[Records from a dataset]
---

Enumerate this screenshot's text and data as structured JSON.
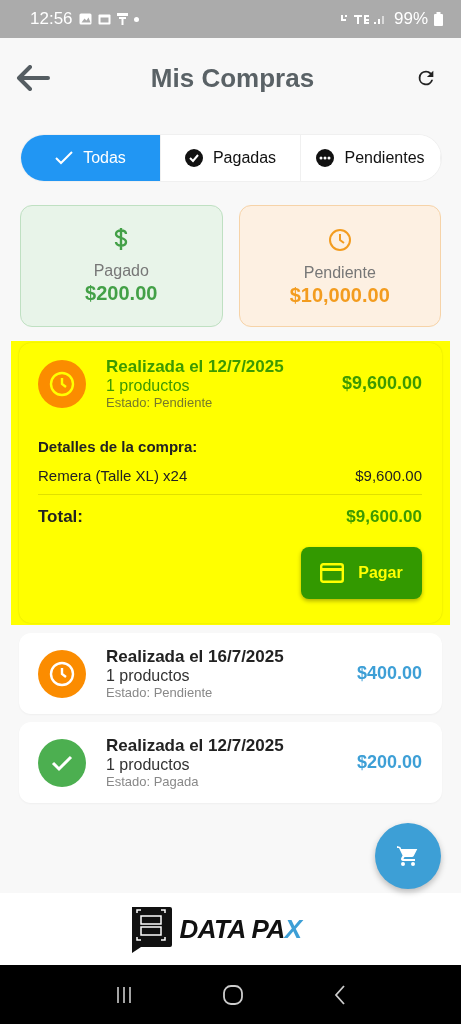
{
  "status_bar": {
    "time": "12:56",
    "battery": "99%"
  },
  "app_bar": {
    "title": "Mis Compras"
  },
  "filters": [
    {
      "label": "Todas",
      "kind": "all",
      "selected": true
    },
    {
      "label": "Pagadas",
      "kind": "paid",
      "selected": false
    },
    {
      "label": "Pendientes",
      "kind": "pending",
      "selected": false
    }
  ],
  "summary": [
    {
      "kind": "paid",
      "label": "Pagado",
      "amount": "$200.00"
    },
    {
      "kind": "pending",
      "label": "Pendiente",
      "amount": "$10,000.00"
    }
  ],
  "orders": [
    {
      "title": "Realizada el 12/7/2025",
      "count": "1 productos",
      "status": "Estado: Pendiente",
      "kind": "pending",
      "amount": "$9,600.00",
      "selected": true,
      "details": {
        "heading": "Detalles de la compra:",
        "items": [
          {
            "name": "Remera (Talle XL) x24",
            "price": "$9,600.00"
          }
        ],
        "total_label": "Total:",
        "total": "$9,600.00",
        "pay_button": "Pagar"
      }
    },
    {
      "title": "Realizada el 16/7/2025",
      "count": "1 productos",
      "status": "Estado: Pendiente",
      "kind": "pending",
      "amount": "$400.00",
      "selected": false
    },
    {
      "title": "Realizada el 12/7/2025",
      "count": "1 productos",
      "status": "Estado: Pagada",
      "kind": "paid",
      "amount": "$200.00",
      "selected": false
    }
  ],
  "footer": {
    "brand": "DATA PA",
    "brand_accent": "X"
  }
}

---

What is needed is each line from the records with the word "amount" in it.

      "amount": "$200.00"
      "amount": "$10,000.00"
      "amount": "$9,600.00",
      "amount": "$400.00",
      "amount": "$200.00",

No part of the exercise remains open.